To Give or Not to Give Tax Incentives? Various types of tax incentives in vogue –Tax holidays and reduced tax rates –Tax credit or accelerated depreciation –Liberal loss carry forward rules –Immediate expensing But the question remains: do incentives pay? No concrete evidence that tax incentives effective in attracting more investment while loss of revenues is certain. However, tax incentives quite common and given mostly due to tax competition. Better to offer a stable tax system and a sound social and physical infrastructure by using tax revenues.
Cost of Administering (Including Compliance) Different Types of Taxes Income tax Cost of administration and compliance high as both revenues and costs of extraction have to be assessed and income tax laws are fairly complex (estimated at about 2.74% of the total tax revenue). Severance tax for unit tax, cost very low. For ad- valorem royalty, a little higher but still low (cost estimated at about 0.34% of total tax revenue). Property tax Cost of administration of the same order as for income taxes, some variation in cost depending on whether revenues or net present values used as the tax base.
Stochastic prices and Cost of Uncertainty With price uncertainty, another issue arises: uncertainty of prices and quantities of extraction. Actual quantity of extraction, and thus government revenues, in a specific future year will be any one of the several probable values estimated today. The divergence between the expected revenue and the realized revenue for any future year imposes a cost on society, referred to as cost of uncertainty or risk. This is a function of the spread among the different probable values of revenues in future, which in turn are a function of the type of tax regime. Estimation of the cost of uncertainty for different taxes, yields the following: Income tax - High; Severance tax - medium; Property tax - low
Variability of Revenues Under Alternative Tax Regimes No.Tax ScenariosCoefficient of Variability IBase case: all taxes0.070 IIUnit royalty0.024 IIIAd valorem royalty0.038 IVIncome tax0.126 VRoyalty & Income tax0.075 VIVariable royalty0.124 VIIPresumptive income tax0.115 VIIIResource rent tax0.132
The Trade-off: Comparing Costs of Different Taxes Cost Type Income TaxesRoyaltyProperty Tax Inefficiency 0High Administration HighLowMedium Uncertainty HighLowMedium Total MediumLowestHighest
In Conclusion Output related taxes – specific or ad valorem royalty - are easy to administer, produce a stream of tax revenues with lower variability. But these taxes cause economic inefficiency. For variable royalty, economic inefficiencies persist and variability of revenue stream increases. Income related taxes do not create economic inefficiency but have high administrative and compliance costs and produce a revenue stream with higher uncertainty/variability. Additional profits tax or resource rent tax are again economically efficient but are harder to administer and produce revenue streams with higher uncertainty/variability.

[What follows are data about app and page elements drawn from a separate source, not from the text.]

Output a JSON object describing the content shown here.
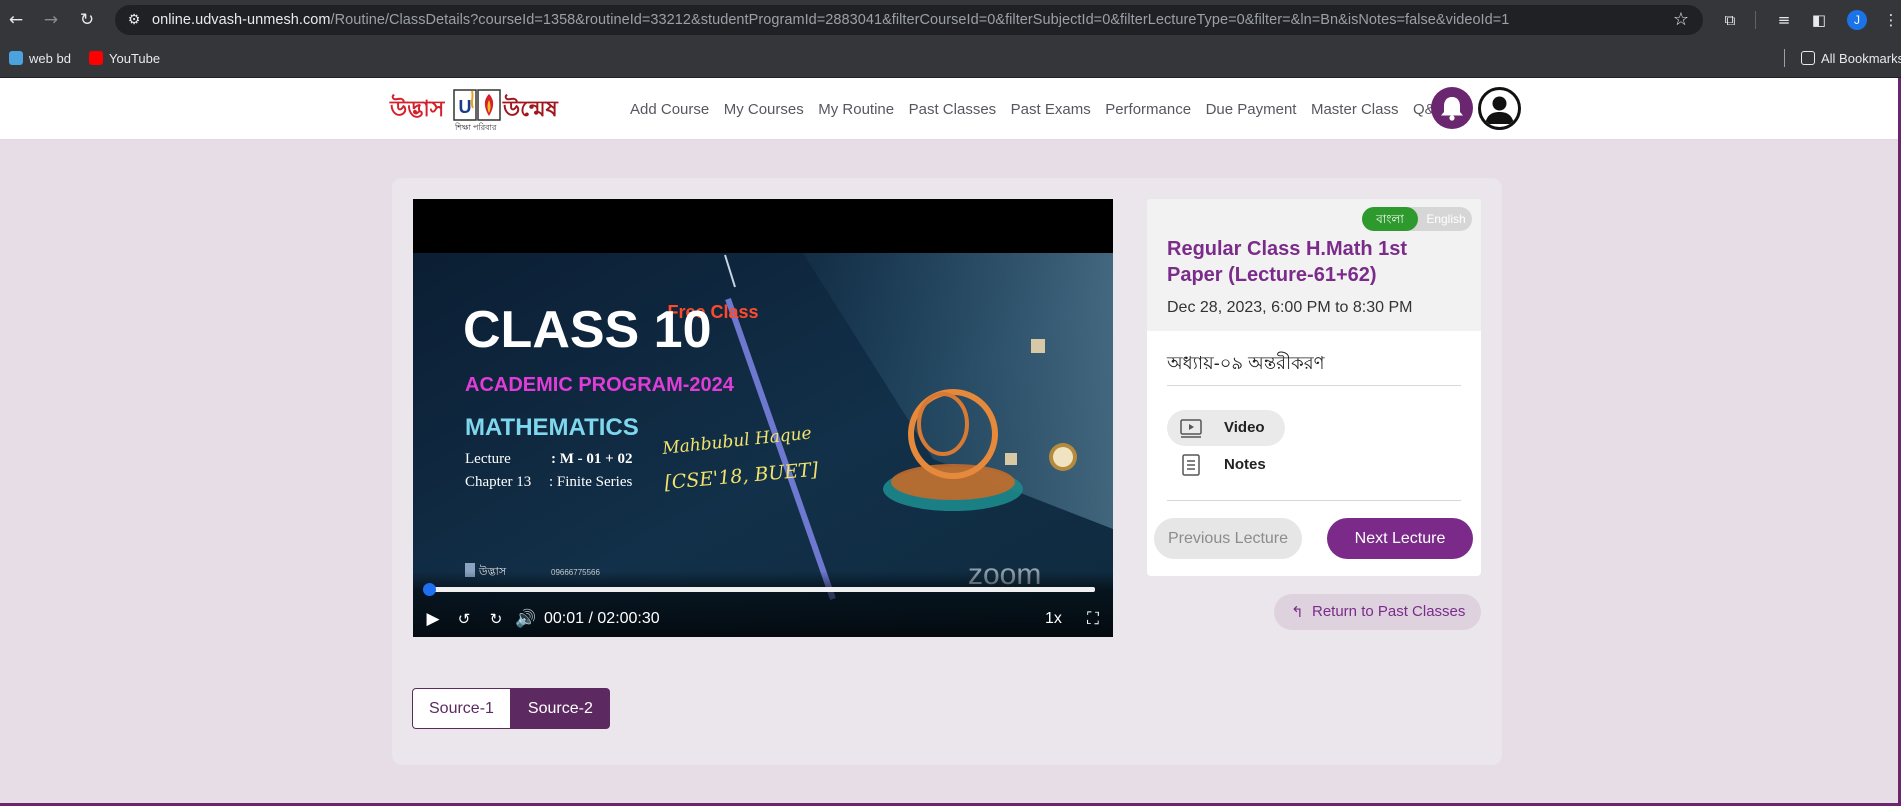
{
  "browser": {
    "url_host": "online.udvash-unmesh.com",
    "url_path": "/Routine/ClassDetails?courseId=1358&routineId=33212&studentProgramId=2883041&filterCourseId=0&filterSubjectId=0&filterLectureType=0&filter=&ln=Bn&isNotes=false&videoId=1",
    "profile_initial": "J",
    "bookmarks": [
      {
        "label": "web bd",
        "icon": "bookmark-favicon-icon",
        "color": "#4aa3df"
      },
      {
        "label": "YouTube",
        "icon": "youtube-icon",
        "color": "#ff0000"
      }
    ],
    "all_bookmarks": "All Bookmarks"
  },
  "site": {
    "logo_left": "উদ্ভাস",
    "logo_right": "উন্মেষ",
    "logo_tagline": "শিক্ষা পরিবার",
    "menu": [
      "Add Course",
      "My Courses",
      "My Routine",
      "Past Classes",
      "Past Exams",
      "Performance",
      "Due Payment",
      "Master Class",
      "Q&A"
    ],
    "brand_color": "#6b2670"
  },
  "player": {
    "poster": {
      "free_class": "Free Class",
      "class": "CLASS 10",
      "program": "ACADEMIC PROGRAM-2024",
      "subject": "MATHEMATICS",
      "lecture_label": "Lecture",
      "lecture_value": ": M - 01 + 02",
      "chapter_label": "Chapter 13",
      "chapter_value": ": Finite Series",
      "teacher": "Mahbubul Haque",
      "teacher_creds": "[CSE'18, BUET]",
      "footer_brand": "উদ্ভাস",
      "footer_phone": "09666775566",
      "watermark": "zoom"
    },
    "current_time": "00:01",
    "duration": "02:00:30",
    "progress": 0.0001,
    "speed": "1x"
  },
  "sources": [
    {
      "label": "Source-1",
      "active": false
    },
    {
      "label": "Source-2",
      "active": true
    }
  ],
  "lecture": {
    "lang_bn": "বাংলা",
    "lang_en": "English",
    "title": "Regular Class H.Math 1st Paper (Lecture-61+62)",
    "datetime": "Dec 28, 2023, 6:00 PM to 8:30 PM",
    "chapter": "অধ্যায়-০৯ অন্তরীকরণ",
    "resources": [
      {
        "label": "Video",
        "icon": "video-icon"
      },
      {
        "label": "Notes",
        "icon": "notes-icon"
      }
    ],
    "prev_label": "Previous Lecture",
    "next_label": "Next Lecture",
    "return_label": "Return to Past Classes"
  }
}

In Conclusion (Contd.) Property taxes are both economically inefficient and hard to administer. A better option may be to use a combination of royalty and corporate income tax. Rather than trading royalty for a resource rent tax, it may be better to keep normal corporate income tax along with a moderate ad valorem royalty. Tax incentives should be eliminated or reduced. A better approach may be to improve the basic infrastructure, remove the nuisance taxes and lower hidden costs of doing business.